====== RECORDS FOR THE TASK ======

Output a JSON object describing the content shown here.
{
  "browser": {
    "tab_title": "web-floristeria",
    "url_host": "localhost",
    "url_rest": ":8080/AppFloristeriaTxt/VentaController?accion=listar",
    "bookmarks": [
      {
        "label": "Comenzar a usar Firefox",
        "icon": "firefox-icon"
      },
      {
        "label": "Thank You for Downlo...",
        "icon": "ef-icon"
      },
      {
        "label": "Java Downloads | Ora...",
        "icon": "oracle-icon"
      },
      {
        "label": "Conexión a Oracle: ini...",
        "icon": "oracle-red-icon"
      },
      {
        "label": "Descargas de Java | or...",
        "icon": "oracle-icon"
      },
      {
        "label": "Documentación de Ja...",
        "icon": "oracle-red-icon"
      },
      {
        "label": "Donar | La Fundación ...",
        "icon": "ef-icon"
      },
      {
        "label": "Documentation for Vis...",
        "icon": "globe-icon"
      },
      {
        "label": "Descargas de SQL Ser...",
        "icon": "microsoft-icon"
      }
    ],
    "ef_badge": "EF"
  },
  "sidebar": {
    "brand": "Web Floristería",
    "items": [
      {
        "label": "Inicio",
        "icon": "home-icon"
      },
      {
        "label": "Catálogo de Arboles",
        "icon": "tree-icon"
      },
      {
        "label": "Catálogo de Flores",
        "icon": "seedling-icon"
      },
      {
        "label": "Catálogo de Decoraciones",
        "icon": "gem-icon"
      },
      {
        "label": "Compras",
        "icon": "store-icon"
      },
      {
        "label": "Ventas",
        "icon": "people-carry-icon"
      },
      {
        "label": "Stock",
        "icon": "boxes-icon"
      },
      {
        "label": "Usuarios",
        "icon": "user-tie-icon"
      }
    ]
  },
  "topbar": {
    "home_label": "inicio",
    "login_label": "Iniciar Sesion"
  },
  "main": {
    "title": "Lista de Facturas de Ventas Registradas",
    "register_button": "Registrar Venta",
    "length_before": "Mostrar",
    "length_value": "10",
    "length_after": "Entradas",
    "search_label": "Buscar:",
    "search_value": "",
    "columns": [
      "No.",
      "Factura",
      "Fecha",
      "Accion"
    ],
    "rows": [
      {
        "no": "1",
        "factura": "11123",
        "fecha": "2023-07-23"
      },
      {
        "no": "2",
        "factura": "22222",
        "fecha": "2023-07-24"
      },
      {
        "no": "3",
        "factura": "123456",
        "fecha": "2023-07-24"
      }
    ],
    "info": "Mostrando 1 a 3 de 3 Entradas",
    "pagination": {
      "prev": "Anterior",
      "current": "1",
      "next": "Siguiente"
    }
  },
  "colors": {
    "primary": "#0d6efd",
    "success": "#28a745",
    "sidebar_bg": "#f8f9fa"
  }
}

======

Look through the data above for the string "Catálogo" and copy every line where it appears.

        "label": "Catálogo de Arboles",
        "label": "Catálogo de Flores",
        "label": "Catálogo de Decoraciones",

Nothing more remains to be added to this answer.